Missouri passed a law allowing adult-use cannabis (otherwise known as recreational use marijuana/cannabis). However, our university policy regarding cannabis does not change. Federal law has not changed, and marijuana remains classified as a Schedule I drug. As a result, regardless of state and local law changes, institutions of higher education are expected to continue to abide by the Drug-Free Schools and Communities Act by maintaining policies which prohibit marijuana possession, use, or distribution by students, staff, and faculty. Under federal law, both medical marijuana and adult-use cannabis remain illegal. Any institution that knowingly permits possession, use, or distribution of marijuana is at risk of losing federal funds. 

**Spring 2023 Update: As the state of Missouri recently legalized recreational marijuana for those 21 and older, we wanted to remind our campus community that due to federal regulations, any use, possession, distribution, or manufacture of marijuana remains prohibited on the campus or at any university-sponsored or university-supervised event.
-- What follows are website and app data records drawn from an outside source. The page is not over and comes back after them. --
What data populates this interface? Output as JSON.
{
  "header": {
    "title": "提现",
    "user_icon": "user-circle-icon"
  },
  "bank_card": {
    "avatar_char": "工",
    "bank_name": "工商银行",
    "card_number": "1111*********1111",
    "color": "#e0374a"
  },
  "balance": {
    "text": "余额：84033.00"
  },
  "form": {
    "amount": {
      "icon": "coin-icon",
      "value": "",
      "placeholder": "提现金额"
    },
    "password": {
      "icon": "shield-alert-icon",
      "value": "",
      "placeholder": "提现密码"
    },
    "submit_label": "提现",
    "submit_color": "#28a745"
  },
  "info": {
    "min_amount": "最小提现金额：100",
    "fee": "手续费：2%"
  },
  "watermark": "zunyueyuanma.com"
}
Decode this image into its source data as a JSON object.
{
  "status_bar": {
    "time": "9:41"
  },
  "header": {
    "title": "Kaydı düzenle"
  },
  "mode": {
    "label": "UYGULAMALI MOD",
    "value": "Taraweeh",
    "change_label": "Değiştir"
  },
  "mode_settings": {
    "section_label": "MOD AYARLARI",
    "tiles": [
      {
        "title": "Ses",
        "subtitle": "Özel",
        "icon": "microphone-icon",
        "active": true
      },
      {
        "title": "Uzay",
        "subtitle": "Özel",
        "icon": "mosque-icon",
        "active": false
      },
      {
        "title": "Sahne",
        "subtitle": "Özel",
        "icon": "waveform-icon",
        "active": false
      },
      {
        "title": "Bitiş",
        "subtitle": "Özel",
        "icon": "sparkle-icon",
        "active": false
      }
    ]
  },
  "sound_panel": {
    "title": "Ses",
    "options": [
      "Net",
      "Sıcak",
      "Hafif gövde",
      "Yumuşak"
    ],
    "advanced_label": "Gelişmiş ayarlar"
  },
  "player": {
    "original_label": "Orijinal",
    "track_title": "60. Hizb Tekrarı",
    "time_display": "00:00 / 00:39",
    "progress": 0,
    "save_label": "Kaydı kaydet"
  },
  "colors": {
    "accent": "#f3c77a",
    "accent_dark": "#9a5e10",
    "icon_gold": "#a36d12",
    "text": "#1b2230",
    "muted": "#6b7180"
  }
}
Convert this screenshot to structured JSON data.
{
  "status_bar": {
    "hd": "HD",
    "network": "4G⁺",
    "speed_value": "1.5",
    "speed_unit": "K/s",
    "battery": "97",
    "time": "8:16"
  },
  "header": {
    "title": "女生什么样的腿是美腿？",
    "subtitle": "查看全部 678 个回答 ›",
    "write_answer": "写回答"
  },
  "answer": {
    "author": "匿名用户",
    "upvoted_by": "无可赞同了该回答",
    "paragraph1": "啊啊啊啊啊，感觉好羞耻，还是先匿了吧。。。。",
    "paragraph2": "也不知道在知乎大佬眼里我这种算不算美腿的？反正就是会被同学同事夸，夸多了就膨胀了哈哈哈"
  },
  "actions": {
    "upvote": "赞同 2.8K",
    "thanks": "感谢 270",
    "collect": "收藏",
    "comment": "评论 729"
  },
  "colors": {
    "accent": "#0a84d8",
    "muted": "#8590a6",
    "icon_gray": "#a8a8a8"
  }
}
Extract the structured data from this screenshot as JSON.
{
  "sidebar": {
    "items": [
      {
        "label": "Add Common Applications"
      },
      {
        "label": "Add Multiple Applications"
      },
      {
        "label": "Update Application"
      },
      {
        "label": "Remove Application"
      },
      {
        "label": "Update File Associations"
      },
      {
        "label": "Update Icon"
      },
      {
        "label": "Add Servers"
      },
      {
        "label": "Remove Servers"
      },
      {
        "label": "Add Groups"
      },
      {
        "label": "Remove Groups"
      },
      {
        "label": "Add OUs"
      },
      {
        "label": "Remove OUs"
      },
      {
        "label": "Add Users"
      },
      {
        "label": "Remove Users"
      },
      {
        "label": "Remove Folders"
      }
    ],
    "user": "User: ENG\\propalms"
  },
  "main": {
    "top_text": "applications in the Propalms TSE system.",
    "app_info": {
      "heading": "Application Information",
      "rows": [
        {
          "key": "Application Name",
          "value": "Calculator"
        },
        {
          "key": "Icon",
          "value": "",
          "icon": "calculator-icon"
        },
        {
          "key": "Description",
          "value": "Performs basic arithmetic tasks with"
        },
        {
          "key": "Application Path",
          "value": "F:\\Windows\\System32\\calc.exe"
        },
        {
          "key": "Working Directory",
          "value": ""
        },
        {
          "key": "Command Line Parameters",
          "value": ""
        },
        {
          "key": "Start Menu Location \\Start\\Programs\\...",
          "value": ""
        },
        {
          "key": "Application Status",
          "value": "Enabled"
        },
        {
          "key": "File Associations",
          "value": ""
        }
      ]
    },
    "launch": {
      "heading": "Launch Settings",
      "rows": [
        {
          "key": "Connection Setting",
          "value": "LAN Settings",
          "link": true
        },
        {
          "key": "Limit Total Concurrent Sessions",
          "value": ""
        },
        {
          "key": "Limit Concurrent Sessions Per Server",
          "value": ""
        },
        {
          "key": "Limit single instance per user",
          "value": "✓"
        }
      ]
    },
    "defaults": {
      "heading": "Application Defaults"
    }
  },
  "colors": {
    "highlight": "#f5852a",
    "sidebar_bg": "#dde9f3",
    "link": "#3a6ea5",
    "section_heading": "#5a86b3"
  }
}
Our campus remains in compliance with the federal Drug-Free Schools and Communities Act. For more information, read the UMSystem press release.

For specific policies, please see:

UM System Parental Notification of Alcohol and Controlled Substance Violations (180.025)

UM System Drug/Alcohol Abuse in the Workplace (HR-508)

Standard of Conduct – UM System (200.010)

UMSL Residential Life and Housing Community Guide and Residential Policies

UMSL will impose disciplinary sanctions on students and employees for violations of the drug and alcohol standards of conduct. Violation of University regulations can result in disciplinary action up to, and including, expulsion for students and discharge for employees.

The rights of due process for employees and students are addressed in the Rules of Procedures in Student or Student Organization Conduct Matters and University of Missouri Human Resources Manual.

Legal Sanctions

Local, state, and federal laws also prohibit the unlawful possession, use, distribution, and sale of alcohol and illicit drugs. Criminal penalties for violation of such laws range from fines up to $20,000 to imprisonment for terms up to, and including, life. Reference Missouri Revised Statutes, specifically section RSMo 579 for further details on charges and legal sanctions.

Federal Trafficking Penalties